“Come on!” Servaas gets up suddenly. “You guys are just pulling my socks! What is this? The, er, um, Support His Integrity Troupe? Everybody’s clamouring for his head these days, and you guys are singing his praises?”
“That’s Rule Number One they teach in Presidential School, Servaas, and it’s a worldwide inevitability. You hold an election. Somebody has to win – usually the chap that made the most promises. He gets sworn in and everybody jumps around, cheering their new champion. Now, of course, he has to deliver on his promises…which he can’t. Logically, he then starts ducking and diving, but by the time his term nears the end, everybody’s fed up with him. It happens with all presidents, even Obama.” As usual, when Gertruida gets going, it’s hard to stop her. “Except, of course, José Alberto “Pepe” Mujica Cordano of Uruguay.”
“Never heard of him.” Vetfaan isn’t really interested, but he can’t help raising a questioning eyebrow.
“Pepe, my friend, is seven years older than Zuma. He was jailed longer than Zuma for fighting against an unjust government. And like Zuma, he became president in 2009. That’s where the similarities stop.”
She paces up and down the counter as she lectures them on the man dubbed the ‘Humblest president in the world’. “He addressed the United Nations in a memorable speech in 2013, calling for ‘a return to simplicity, with lives founded on human relationships, love, friendship, adventure, solidarity and family, instead of lives shackled to the economy and the markets’. He received a modest salary, of which he donated 90% to charity. Oh, his only possession, apparently, is the 1987 Volkswagen Beetle.
“Strangely, he is married – very happily – to only one woman and he has no children. When offered a million dollars for his car, he said he’d donate the money to the needy.
“Then in March this year, his term in office ended.

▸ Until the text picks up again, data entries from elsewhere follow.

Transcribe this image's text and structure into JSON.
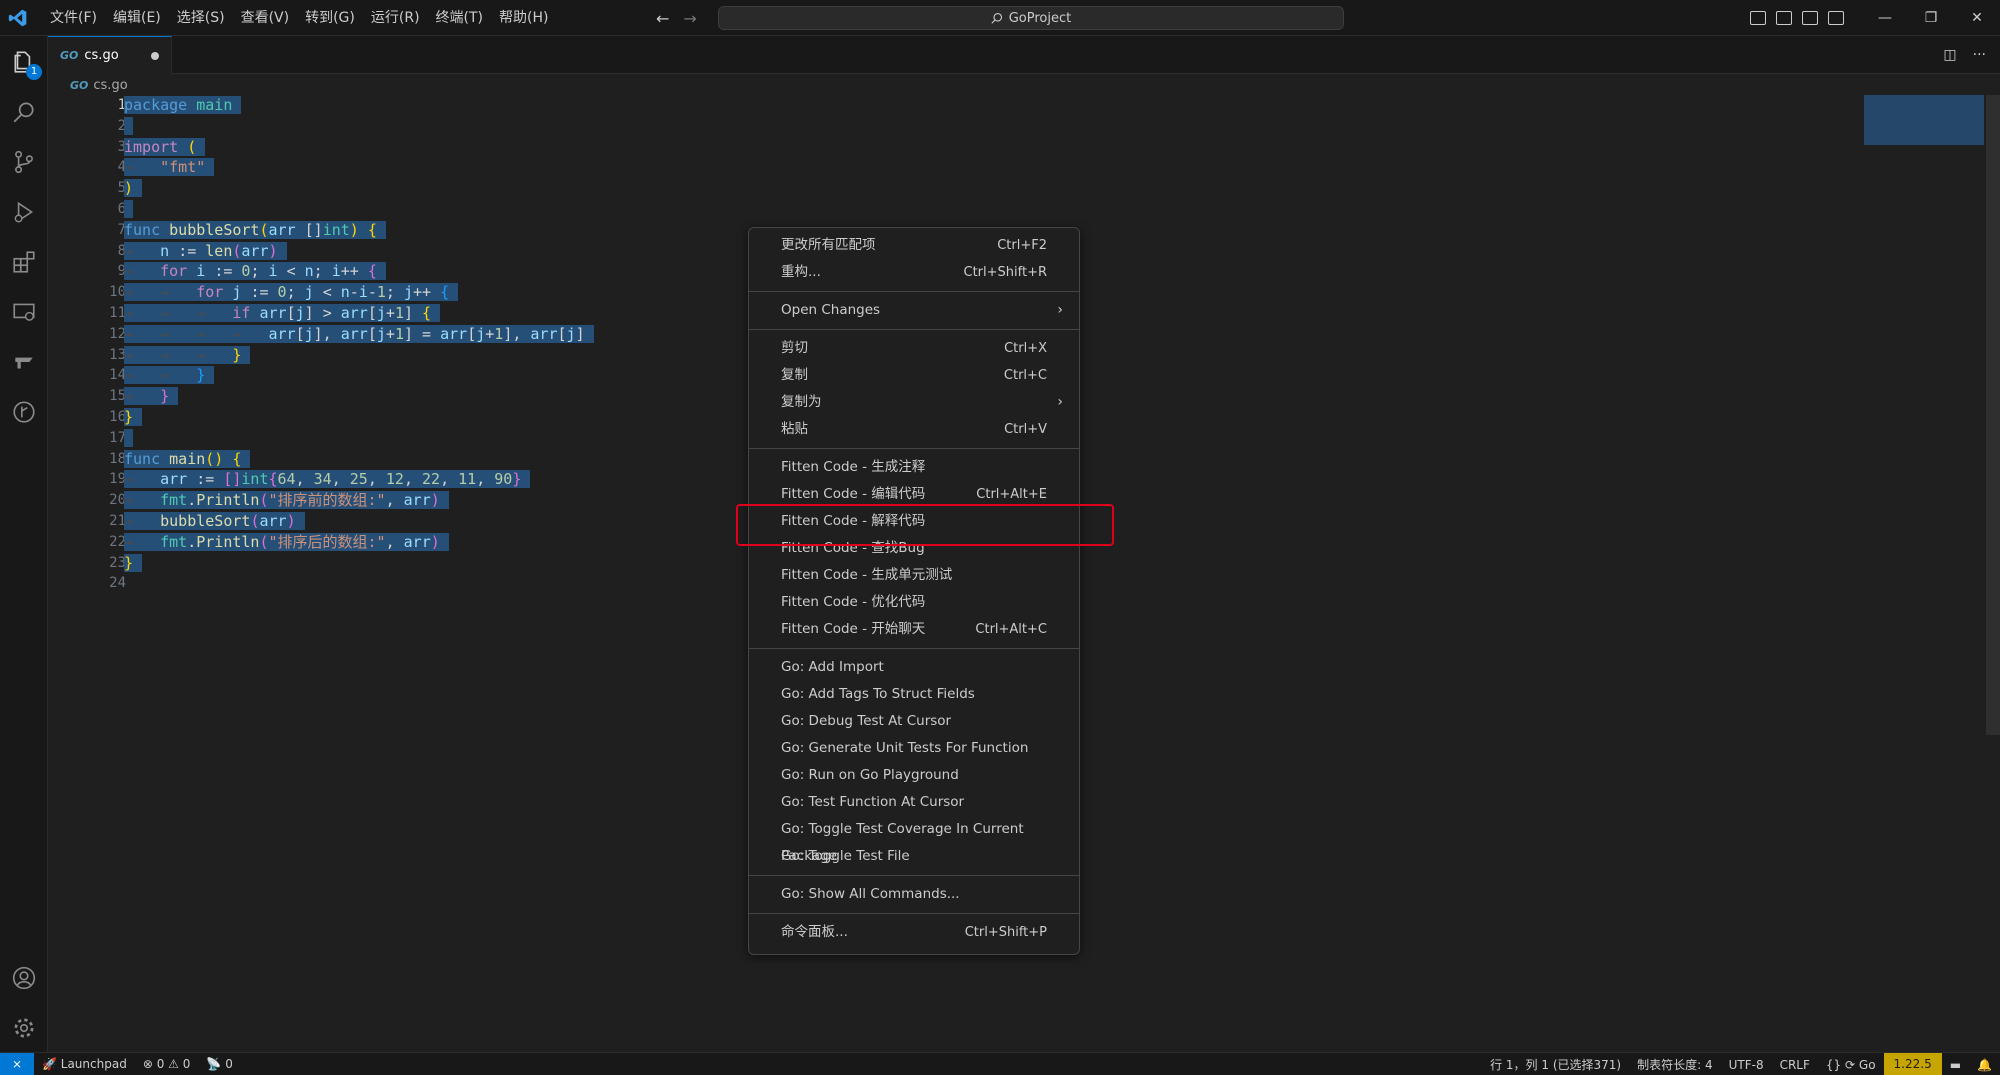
{
  "menubar": {
    "items": [
      "文件(F)",
      "编辑(E)",
      "选择(S)",
      "查看(V)",
      "转到(G)",
      "运行(R)",
      "终端(T)",
      "帮助(H)"
    ]
  },
  "command_center": {
    "label": "GoProject"
  },
  "activity": {
    "explorer_badge": "1"
  },
  "tab": {
    "label": "cs.go",
    "icon_text": "GO"
  },
  "breadcrumb": {
    "file": "cs.go"
  },
  "editor": {
    "line_numbers": [
      "1",
      "2",
      "3",
      "4",
      "5",
      "6",
      "7",
      "8",
      "9",
      "10",
      "11",
      "12",
      "13",
      "14",
      "15",
      "16",
      "17",
      "18",
      "19",
      "20",
      "21",
      "22",
      "23",
      "24"
    ]
  },
  "context_menu": {
    "items": [
      {
        "label": "更改所有匹配项",
        "shortcut": "Ctrl+F2"
      },
      {
        "label": "重构...",
        "shortcut": "Ctrl+Shift+R"
      },
      {
        "label": "Open Changes",
        "shortcut": ""
      },
      {
        "label": "剪切",
        "shortcut": "Ctrl+X"
      },
      {
        "label": "复制",
        "shortcut": "Ctrl+C"
      },
      {
        "label": "复制为",
        "shortcut": ""
      },
      {
        "label": "粘贴",
        "shortcut": "Ctrl+V"
      },
      {
        "label": "Fitten Code - 生成注释",
        "shortcut": ""
      },
      {
        "label": "Fitten Code - 编辑代码",
        "shortcut": "Ctrl+Alt+E"
      },
      {
        "label": "Fitten Code - 解释代码",
        "shortcut": ""
      },
      {
        "label": "Fitten Code - 查找Bug",
        "shortcut": ""
      },
      {
        "label": "Fitten Code - 生成单元测试",
        "shortcut": ""
      },
      {
        "label": "Fitten Code - 优化代码",
        "shortcut": ""
      },
      {
        "label": "Fitten Code - 开始聊天",
        "shortcut": "Ctrl+Alt+C"
      },
      {
        "label": "Go: Add Import",
        "shortcut": ""
      },
      {
        "label": "Go: Add Tags To Struct Fields",
        "shortcut": ""
      },
      {
        "label": "Go: Debug Test At Cursor",
        "shortcut": ""
      },
      {
        "label": "Go: Generate Unit Tests For Function",
        "shortcut": ""
      },
      {
        "label": "Go: Run on Go Playground",
        "shortcut": ""
      },
      {
        "label": "Go: Test Function At Cursor",
        "shortcut": ""
      },
      {
        "label": "Go: Toggle Test Coverage In Current Package",
        "shortcut": ""
      },
      {
        "label": "Go: Toggle Test File",
        "shortcut": ""
      },
      {
        "label": "Go: Show All Commands...",
        "shortcut": ""
      },
      {
        "label": "命令面板...",
        "shortcut": "Ctrl+Shift+P"
      }
    ]
  },
  "statusbar": {
    "launchpad": "Launchpad",
    "errors": "0",
    "warnings": "0",
    "ports": "0",
    "position": "行 1，列 1 (已选择371)",
    "tab_size": "制表符长度: 4",
    "encoding": "UTF-8",
    "eol": "CRLF",
    "language": "Go",
    "go_version": "1.22.5"
  }
}
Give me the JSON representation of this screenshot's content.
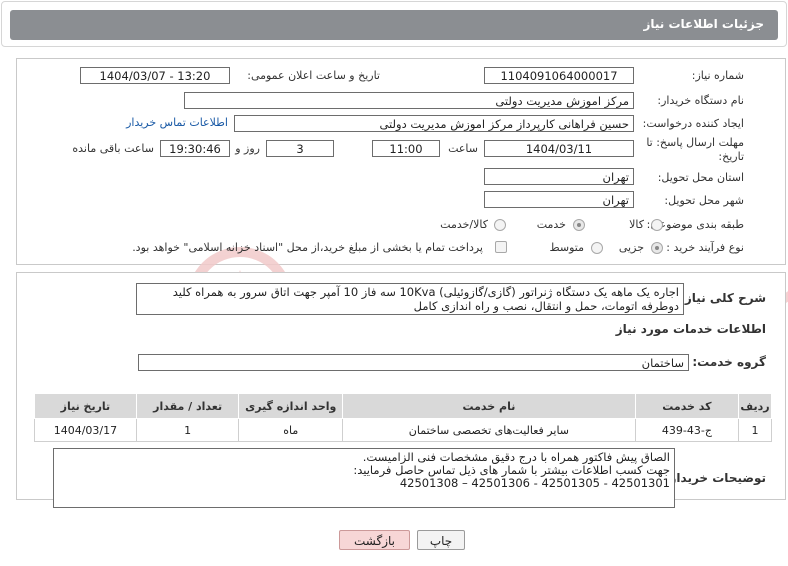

He refused the use of the luxurious presidential palace or even just its attending staff and retired to the small farm his wife owns – where they grow chrysanthemums which they sell for a living. His security arrangements? A three-legged dog called Manuela.
“There’s a quote – one of many – I love from this man. He said: ‘I’m not the poorest president. The poorest is the one who needs a lot to live… My lifestyle is a consequence of my wounds. I’m the son of my history. There have been years when I would have been happy just to have a mattress.’ No wonder he’s such a loved and revered man in his country.”
Vetfaan sighs, nods, and takes a sip of peach brandy. “He’s lucky to have been born in Uruguay. His style wouldn’t have worked here…not at all. Any politician around here driving about in an old Beetle would have been as successful as that American dentist trying to sell conservation. No, we won’t be fooled by poverty; being currently disadvantaged isn’t in fashion.”
The discussion peters out and the group falls silent. They refrain from saying the obvious, which is the point of a very good story, not so?